Exercise directions
Show all lines from the material that carry the word "subtitle".

____

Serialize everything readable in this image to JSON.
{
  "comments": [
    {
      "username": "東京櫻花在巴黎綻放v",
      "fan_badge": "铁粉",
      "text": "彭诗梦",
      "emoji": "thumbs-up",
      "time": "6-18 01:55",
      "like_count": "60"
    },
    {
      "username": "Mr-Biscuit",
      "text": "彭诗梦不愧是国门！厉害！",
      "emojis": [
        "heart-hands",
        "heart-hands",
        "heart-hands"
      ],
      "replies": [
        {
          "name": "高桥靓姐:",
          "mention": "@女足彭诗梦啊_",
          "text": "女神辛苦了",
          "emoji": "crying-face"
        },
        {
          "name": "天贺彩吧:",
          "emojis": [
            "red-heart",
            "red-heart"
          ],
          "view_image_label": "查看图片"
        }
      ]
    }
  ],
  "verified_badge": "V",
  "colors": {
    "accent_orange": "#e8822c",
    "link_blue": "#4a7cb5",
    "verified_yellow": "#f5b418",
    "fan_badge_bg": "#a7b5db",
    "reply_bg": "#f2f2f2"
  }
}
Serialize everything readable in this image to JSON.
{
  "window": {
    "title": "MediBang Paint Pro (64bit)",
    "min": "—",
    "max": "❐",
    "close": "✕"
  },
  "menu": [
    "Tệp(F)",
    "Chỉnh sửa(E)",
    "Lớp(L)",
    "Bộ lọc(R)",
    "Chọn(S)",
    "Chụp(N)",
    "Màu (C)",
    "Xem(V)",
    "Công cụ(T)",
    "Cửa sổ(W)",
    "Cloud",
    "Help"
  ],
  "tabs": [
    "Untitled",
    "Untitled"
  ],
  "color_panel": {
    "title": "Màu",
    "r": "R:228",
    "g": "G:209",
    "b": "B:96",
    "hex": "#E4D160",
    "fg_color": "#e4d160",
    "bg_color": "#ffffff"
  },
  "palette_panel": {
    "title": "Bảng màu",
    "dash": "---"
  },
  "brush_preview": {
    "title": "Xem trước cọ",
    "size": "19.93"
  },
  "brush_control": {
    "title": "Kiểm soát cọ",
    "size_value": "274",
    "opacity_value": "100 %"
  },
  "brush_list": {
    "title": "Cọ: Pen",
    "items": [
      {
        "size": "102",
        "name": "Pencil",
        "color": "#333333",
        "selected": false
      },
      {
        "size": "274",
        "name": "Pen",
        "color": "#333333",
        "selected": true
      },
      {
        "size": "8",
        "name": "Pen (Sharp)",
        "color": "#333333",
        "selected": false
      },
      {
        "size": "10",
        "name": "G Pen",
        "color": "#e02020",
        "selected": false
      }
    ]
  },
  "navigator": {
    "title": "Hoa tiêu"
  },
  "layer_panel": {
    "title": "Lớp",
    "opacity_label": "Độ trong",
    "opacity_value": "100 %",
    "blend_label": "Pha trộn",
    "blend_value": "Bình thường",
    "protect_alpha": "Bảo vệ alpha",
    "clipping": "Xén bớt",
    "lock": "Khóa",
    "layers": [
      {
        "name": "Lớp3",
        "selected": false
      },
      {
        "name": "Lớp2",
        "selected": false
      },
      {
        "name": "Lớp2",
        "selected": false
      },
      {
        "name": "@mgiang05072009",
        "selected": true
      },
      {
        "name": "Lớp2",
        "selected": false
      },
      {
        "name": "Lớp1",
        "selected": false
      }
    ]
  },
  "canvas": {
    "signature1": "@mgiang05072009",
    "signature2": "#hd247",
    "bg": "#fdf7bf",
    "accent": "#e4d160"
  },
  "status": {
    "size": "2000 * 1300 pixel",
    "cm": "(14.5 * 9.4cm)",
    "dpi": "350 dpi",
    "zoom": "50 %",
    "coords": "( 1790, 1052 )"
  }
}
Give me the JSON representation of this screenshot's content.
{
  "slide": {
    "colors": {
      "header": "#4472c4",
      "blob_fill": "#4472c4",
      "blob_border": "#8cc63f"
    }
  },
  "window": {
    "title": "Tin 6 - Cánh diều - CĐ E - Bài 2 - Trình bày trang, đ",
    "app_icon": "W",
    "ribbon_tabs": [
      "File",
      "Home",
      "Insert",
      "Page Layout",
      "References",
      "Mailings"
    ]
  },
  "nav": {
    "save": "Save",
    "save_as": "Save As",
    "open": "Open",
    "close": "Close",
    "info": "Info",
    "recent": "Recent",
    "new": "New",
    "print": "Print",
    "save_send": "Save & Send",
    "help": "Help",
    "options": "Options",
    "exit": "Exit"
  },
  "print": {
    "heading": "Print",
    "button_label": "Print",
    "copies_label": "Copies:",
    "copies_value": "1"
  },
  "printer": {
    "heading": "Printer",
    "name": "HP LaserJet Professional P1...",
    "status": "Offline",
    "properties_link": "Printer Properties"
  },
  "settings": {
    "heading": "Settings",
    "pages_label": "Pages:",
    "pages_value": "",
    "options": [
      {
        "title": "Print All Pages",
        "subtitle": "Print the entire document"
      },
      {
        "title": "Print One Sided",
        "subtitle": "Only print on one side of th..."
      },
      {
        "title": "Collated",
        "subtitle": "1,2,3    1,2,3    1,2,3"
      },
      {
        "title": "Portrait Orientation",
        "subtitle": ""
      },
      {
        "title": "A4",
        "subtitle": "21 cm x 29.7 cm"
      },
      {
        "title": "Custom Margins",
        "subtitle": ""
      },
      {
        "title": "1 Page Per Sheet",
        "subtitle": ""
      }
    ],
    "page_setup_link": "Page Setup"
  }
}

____

Exercise output
        "subtitle": "Print the entire document"
        "subtitle": "Only print on one side of th..."
        "subtitle": "1,2,3    1,2,3    1,2,3"
        "subtitle": ""
        "subtitle": "21 cm x 29.7 cm"
        "subtitle": ""
        "subtitle": ""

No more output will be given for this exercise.